Now, the Afghan-American novelist has a new book that promises to be as moving as his first. Another tale of Afghanistan in turmoil, "A Thousand Splendid Suns," covers three decades of civil war and Taliban tyranny from the perspective of two women, Mariam and Laila.

With lyrical writing that paints a portrait in readers' minds, Hosseini weaves a tale destined to be as popular as "The Kite Runner."

Here's an excerpt from "A Thousand Splendid Suns."

Mariam was five years old the first time she heard the word harami.

It happened on a Thursday. It must have, because Mariam remembered that she had been restless and preoccupied that day, the way she was only on Thursdays, the day when Jalil visited her at the kolba. To pass the time until the moment that she would see him at last, crossing the knee-high grass in the clearing and waving, Mariam had climbed a chair and taken down her mother's Chinese tea set. The tea set was the sole relic that Mariam's mother, Nana, had of her own mother, who had died when Nana was two. Nana cherished each blue-and-white porcelain piece, the graceful curve of the pot's spout, the hand-painted finches and chrysanthemums, the dragon on the sugar bowl, meant to ward off evil.

It was this last piece that slipped from Mariam's fingers, that fell to the wooden floorboards of the kolba and shattered.

When Nana saw the bowl, her face flushed red and her upper lip shivered, and her eyes, both the lazy one and the good, settled on Mariam in a flat, unblinking way. Nana looked so mad that Mariam feared the jinn would enter her mother's body again. But the jinn didn't come, not that time. Instead, Nana grabbed Mariam by the wrists, pulled her close, and, through gritted teeth, said, "You are a clumsy little harami. This is my reward for everything I've endured. An heirloom-breaking, clumsy little harami."
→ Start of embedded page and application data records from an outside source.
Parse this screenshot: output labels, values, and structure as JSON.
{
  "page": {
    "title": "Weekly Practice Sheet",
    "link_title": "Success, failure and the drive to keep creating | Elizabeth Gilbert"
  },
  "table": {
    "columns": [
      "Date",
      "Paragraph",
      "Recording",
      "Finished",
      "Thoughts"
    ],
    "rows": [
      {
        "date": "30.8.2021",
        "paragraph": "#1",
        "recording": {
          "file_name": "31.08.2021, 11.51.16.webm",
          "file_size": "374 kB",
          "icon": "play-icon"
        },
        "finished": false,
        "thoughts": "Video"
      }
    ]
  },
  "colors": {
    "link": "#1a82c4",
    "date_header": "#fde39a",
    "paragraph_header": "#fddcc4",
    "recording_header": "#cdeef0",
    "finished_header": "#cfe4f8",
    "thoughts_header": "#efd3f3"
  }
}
At the time, Mariam did not understand. She did not know what this word harami—bastard—meant. Nor was she old enough to appreciate the injustice, to see that it is the creators of the harami who are culpable, not the harami, whose only sin is being born. Mariam did surmise, by the way Nana said the word, that it was an ugly, loathsome thing to be a harami, like an insect, like the scurrying cockroaches Nana was always cursing and sweeping out of the kolba.